Component data from apps and pages
§ §
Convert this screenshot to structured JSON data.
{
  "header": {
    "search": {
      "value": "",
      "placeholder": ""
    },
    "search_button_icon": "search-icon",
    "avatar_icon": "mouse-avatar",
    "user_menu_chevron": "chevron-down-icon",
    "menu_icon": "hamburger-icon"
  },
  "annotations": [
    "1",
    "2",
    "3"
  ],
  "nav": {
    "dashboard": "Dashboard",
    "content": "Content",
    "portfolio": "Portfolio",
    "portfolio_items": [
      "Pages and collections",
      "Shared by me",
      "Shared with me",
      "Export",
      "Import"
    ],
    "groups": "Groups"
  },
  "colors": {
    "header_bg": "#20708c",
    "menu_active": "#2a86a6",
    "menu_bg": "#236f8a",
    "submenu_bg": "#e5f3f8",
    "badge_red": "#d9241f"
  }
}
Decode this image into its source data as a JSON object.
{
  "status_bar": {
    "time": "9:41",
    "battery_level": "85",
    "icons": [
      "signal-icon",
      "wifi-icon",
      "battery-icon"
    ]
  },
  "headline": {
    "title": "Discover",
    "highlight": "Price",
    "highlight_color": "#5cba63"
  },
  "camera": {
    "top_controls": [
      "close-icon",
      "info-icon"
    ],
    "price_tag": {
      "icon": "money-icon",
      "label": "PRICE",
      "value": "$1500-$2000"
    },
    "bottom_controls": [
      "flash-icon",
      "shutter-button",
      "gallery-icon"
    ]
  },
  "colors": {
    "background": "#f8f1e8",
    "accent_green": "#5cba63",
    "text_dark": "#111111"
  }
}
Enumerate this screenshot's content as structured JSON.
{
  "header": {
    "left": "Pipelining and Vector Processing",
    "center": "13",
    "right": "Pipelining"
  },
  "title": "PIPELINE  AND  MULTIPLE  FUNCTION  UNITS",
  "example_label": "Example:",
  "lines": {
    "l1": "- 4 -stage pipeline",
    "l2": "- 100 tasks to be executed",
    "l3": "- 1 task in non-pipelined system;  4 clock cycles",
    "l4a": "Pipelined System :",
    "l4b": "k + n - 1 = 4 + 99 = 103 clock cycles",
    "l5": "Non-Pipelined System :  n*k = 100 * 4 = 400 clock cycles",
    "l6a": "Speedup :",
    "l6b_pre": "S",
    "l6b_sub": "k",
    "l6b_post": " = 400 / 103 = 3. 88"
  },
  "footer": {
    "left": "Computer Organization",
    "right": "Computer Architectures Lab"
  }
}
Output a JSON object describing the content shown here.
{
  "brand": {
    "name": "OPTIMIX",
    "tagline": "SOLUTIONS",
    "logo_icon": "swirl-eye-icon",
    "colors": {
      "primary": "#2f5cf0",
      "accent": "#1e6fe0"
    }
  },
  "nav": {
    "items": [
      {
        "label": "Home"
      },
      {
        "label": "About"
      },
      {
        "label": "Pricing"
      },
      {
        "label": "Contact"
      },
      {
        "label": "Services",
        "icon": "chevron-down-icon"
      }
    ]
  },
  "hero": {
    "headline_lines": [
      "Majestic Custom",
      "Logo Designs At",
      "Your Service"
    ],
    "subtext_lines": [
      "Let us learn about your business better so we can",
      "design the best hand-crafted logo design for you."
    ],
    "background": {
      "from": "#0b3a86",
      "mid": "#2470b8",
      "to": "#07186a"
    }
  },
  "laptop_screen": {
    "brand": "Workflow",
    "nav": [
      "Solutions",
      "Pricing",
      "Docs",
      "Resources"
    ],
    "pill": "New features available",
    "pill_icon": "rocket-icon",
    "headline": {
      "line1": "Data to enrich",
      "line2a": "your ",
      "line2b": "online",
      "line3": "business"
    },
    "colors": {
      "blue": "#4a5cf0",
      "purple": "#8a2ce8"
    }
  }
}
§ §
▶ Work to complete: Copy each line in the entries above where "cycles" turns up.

▶ Result:
    "l3": "- 1 task in non-pipelined system;  4 clock cycles",
    "l4b": "k + n - 1 = 4 + 99 = 103 clock cycles",
    "l5": "Non-Pipelined System :  n*k = 100 * 4 = 400 clock cycles",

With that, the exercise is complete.